Archive for December, 2014

Tortuous and Fantastic

ASWM Vol 28 Nos. 3 & 4
Tuesday, December 30th, 2014

Issue editor William D. Lipe and contributors explore the cultural and natural wonders of Utah’s Greater Cedar Mesa region, which merits increased federal protection.



Filed Under: What's new in A.S.?

Bill Moyers and Robert A. Williams Jr. Look at Native Americans and the History of Dispossession

Sunday, December 28th, 2014

Bill Moyers and Robert A. Williams Jr. Look at Native Americans and the History of Dispossession Earlier this month, as part of the $585 billion defense bill for 2015, Congress passed a measure that would give lands sacred to American Indians in Arizona to a foreign company. The deal gives the Australian-English mining firm Rio Tinto […]



Filed Under: Southwest Archaeology Today

The Case for Preserving Places of the Past

Sunday, December 21st, 2014

The Case for Preserving Places of the Past Archeologists and cultural experts define significant cultural places in various ways. Peter Nabokov, a professor of American Indian Studies and World Arts and Cultures at UCLA, puts it this way: “Their spirits of place dwelled among, could be identified with, or were embodied by stars, planets, clouds, mountains, caves, […]



Filed Under: Southwest Archaeology Today

Help Create a New Preservation Partnership for Tumamoc Hill

Tumamoc Hill. Aerial photograph by Henry Wallace
Sunday, December 21st, 2014

A 2,000-Year-Old Hilltop Village next to Downtown Tucson Most people living in Tucson have no idea of the cultural history embedded at Tumamoc, the large mesa behind Sentinel Peak (aka “A” Mountain). Some 2,000 years ago, the ancient desert farmers of the Early Agricultural period built a huge trincheras settlement on the top of this hill. Traces of their homes […]



Filed Under: Preservation Archaeology Blog

Apaches Express Dismay Over Legislation Inserted into Defense Authorization Bill

Sunday, December 14th, 2014

Apaches Express Dismay Over Legislation Inserted into Defense Authorization Bill Former San Carlos Apache Tribal Chairman Wendsler Nosie said he felt sick when he heard what legislators did last week. Members of Congress — including Sen. John McCain, R-Ariz. — inserted into the National Defense Authorization Act a controversial land-swap measure that would privatize national forest land […]



Filed Under: Southwest Archaeology Today

House Republicans Attempt End-Run Around Environmental and Archaeological Law for Mining at Apache Leap

Sunday, December 7th, 2014

House Republicans Attempt End-Run Around Environmental and Archaeological Law for Mining at Apache Leap When Terry Rambler, the chairman of the San Carlos Apache Tribe, woke up Wednesday in Washington, D.C., it was to learn that Congress was deciding to give away a large part of his ancestral homeland to a foreign mining company. Rambler came […]



Filed Under: Southwest Archaeology Today

Putting the People Back in Camp Naco

John Powers Greets Visitors
Thursday, December 4th, 2014

By Bill Doelle, President & CEO Camp Naco saw more than 500 visitors in the two days after Thanksgiving as part of the annual Bisbee Home Tour.

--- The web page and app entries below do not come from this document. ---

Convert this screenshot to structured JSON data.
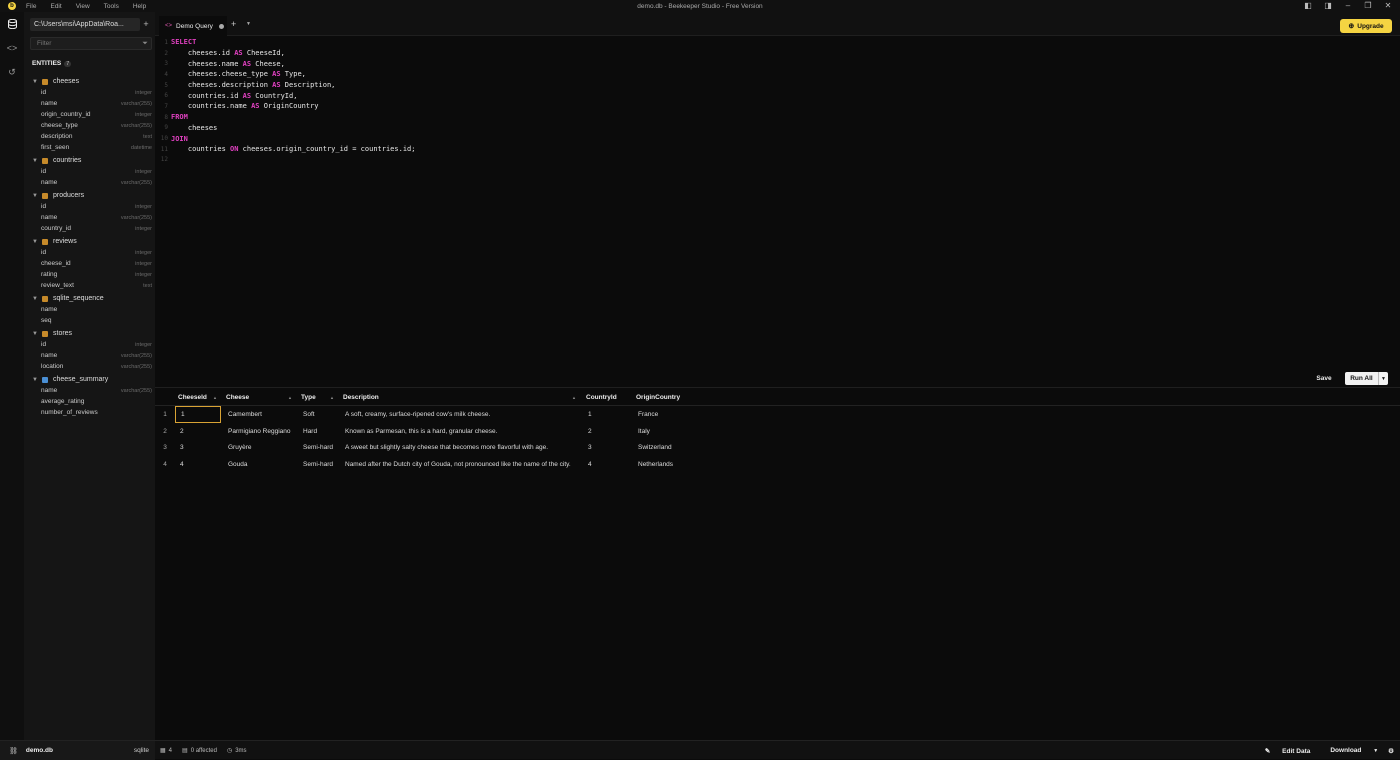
{
  "app": {
    "window_title": "demo.db - Beekeeper Studio - Free Version",
    "menu": [
      "File",
      "Edit",
      "View",
      "Tools",
      "Help"
    ]
  },
  "sidebar": {
    "connection_tab": "C:\\Users\\msi\\AppData\\Roa...",
    "filter_placeholder": "Filter",
    "entities_label": "ENTITIES",
    "entities_count": "7",
    "tables": [
      {
        "name": "cheeses",
        "kind": "table",
        "columns": [
          {
            "name": "id",
            "type": "integer"
          },
          {
            "name": "name",
            "type": "varchar(255)"
          },
          {
            "name": "origin_country_id",
            "type": "integer"
          },
          {
            "name": "cheese_type",
            "type": "varchar(255)"
          },
          {
            "name": "description",
            "type": "text"
          },
          {
            "name": "first_seen",
            "type": "datetime"
          }
        ]
      },
      {
        "name": "countries",
        "kind": "table",
        "columns": [
          {
            "name": "id",
            "type": "integer"
          },
          {
            "name": "name",
            "type": "varchar(255)"
          }
        ]
      },
      {
        "name": "producers",
        "kind": "table",
        "columns": [
          {
            "name": "id",
            "type": "integer"
          },
          {
            "name": "name",
            "type": "varchar(255)"
          },
          {
            "name": "country_id",
            "type": "integer"
          }
        ]
      },
      {
        "name": "reviews",
        "kind": "table",
        "columns": [
          {
            "name": "id",
            "type": "integer"
          },
          {
            "name": "cheese_id",
            "type": "integer"
          },
          {
            "name": "rating",
            "type": "integer"
          },
          {
            "name": "review_text",
            "type": "text"
          }
        ]
      },
      {
        "name": "sqlite_sequence",
        "kind": "table",
        "columns": [
          {
            "name": "name",
            "type": ""
          },
          {
            "name": "seq",
            "type": ""
          }
        ]
      },
      {
        "name": "stores",
        "kind": "table",
        "columns": [
          {
            "name": "id",
            "type": "integer"
          },
          {
            "name": "name",
            "type": "varchar(255)"
          },
          {
            "name": "location",
            "type": "varchar(255)"
          }
        ]
      },
      {
        "name": "cheese_summary",
        "kind": "view",
        "columns": [
          {
            "name": "name",
            "type": "varchar(255)"
          },
          {
            "name": "average_rating",
            "type": ""
          },
          {
            "name": "number_of_reviews",
            "type": ""
          }
        ]
      }
    ]
  },
  "tabs": {
    "query_tab_label": "Demo Query",
    "add_label": "+",
    "upgrade_label": "Upgrade"
  },
  "editor": {
    "lines": [
      [
        {
          "t": "SELECT",
          "k": true
        }
      ],
      [
        {
          "t": "    cheeses.id "
        },
        {
          "t": "AS",
          "k": true
        },
        {
          "t": " CheeseId,"
        }
      ],
      [
        {
          "t": "    cheeses.name "
        },
        {
          "t": "AS",
          "k": true
        },
        {
          "t": " Cheese,"
        }
      ],
      [
        {
          "t": "    cheeses.cheese_type "
        },
        {
          "t": "AS",
          "k": true
        },
        {
          "t": " Type,"
        }
      ],
      [
        {
          "t": "    cheeses.description "
        },
        {
          "t": "AS",
          "k": true
        },
        {
          "t": " Description,"
        }
      ],
      [
        {
          "t": "    countries.id "
        },
        {
          "t": "AS",
          "k": true
        },
        {
          "t": " CountryId,"
        }
      ],
      [
        {
          "t": "    countries.name "
        },
        {
          "t": "AS",
          "k": true
        },
        {
          "t": " OriginCountry"
        }
      ],
      [
        {
          "t": "FROM",
          "k": true
        }
      ],
      [
        {
          "t": "    cheeses"
        }
      ],
      [
        {
          "t": "JOIN",
          "k": true
        }
      ],
      [
        {
          "t": "    countries "
        },
        {
          "t": "ON",
          "k": true
        },
        {
          "t": " cheeses.origin_country_id = countries.id;"
        }
      ],
      []
    ]
  },
  "actions": {
    "save_label": "Save",
    "run_label": "Run All"
  },
  "results": {
    "columns": [
      "CheeseId",
      "Cheese",
      "Type",
      "Description",
      "CountryId",
      "OriginCountry"
    ],
    "rows": [
      {
        "n": "1",
        "cells": [
          "1",
          "Camembert",
          "Soft",
          "A soft, creamy, surface-ripened cow's milk cheese.",
          "1",
          "France"
        ]
      },
      {
        "n": "2",
        "cells": [
          "2",
          "Parmigiano Reggiano",
          "Hard",
          "Known as Parmesan, this is a hard, granular cheese.",
          "2",
          "Italy"
        ]
      },
      {
        "n": "3",
        "cells": [
          "3",
          "Gruyère",
          "Semi-hard",
          "A sweet but slightly salty cheese that becomes more flavorful with age.",
          "3",
          "Switzerland"
        ]
      },
      {
        "n": "4",
        "cells": [
          "4",
          "Gouda",
          "Semi-hard",
          "Named after the Dutch city of Gouda, not pronounced like the name of the city.",
          "4",
          "Netherlands"
        ]
      }
    ]
  },
  "status": {
    "db_name": "demo.db",
    "engine": "sqlite",
    "row_count": "4",
    "affected": "0 affected",
    "duration": "3ms",
    "edit_data": "Edit Data",
    "download": "Download"
  },
  "colors": {
    "accent": "#f5d442",
    "keyword": "#e040c0",
    "table_icon": "#c68a2a",
    "view_icon": "#4a8fd4"
  }
}
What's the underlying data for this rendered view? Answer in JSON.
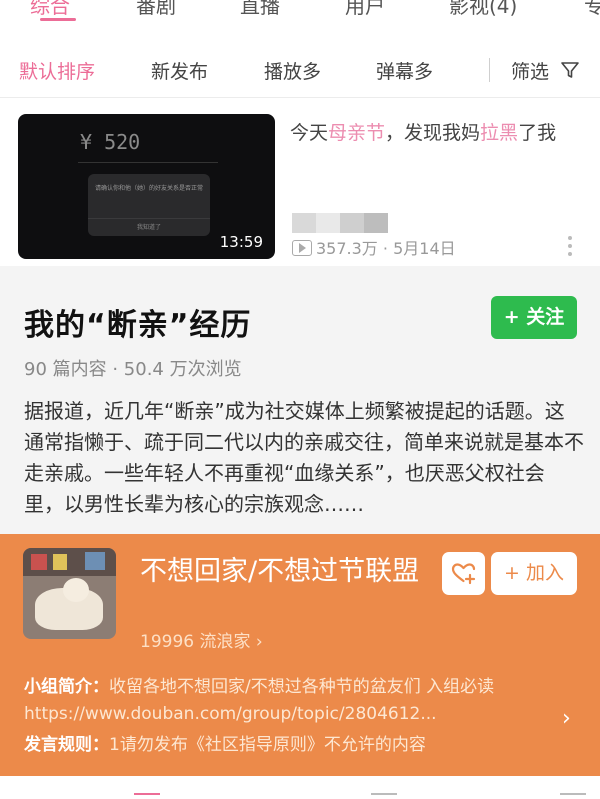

That’s more people than were ever stationed there at one time! The association of Archaeology Southwest with Camp Naco started a decade ago when Becky Orozco, now of […]



Filed Under: Preservation Archaeology Blog

Return to the Ojo Caliente Valley

Ponsip Akeri
Wednesday, December 3rd, 2014

By Paul F. Reed, Preservation Archaeologist   This past week I was fortunate to go along on a SiteWatch visit with folks from the Ojo Caliente vicinity in New Mexico. We visited several sites up and down the Ojo Caliente Valley. To orient readers, the area lies north of Española, New Mexico, along the route […]



Filed Under: Preservation Archaeology Blog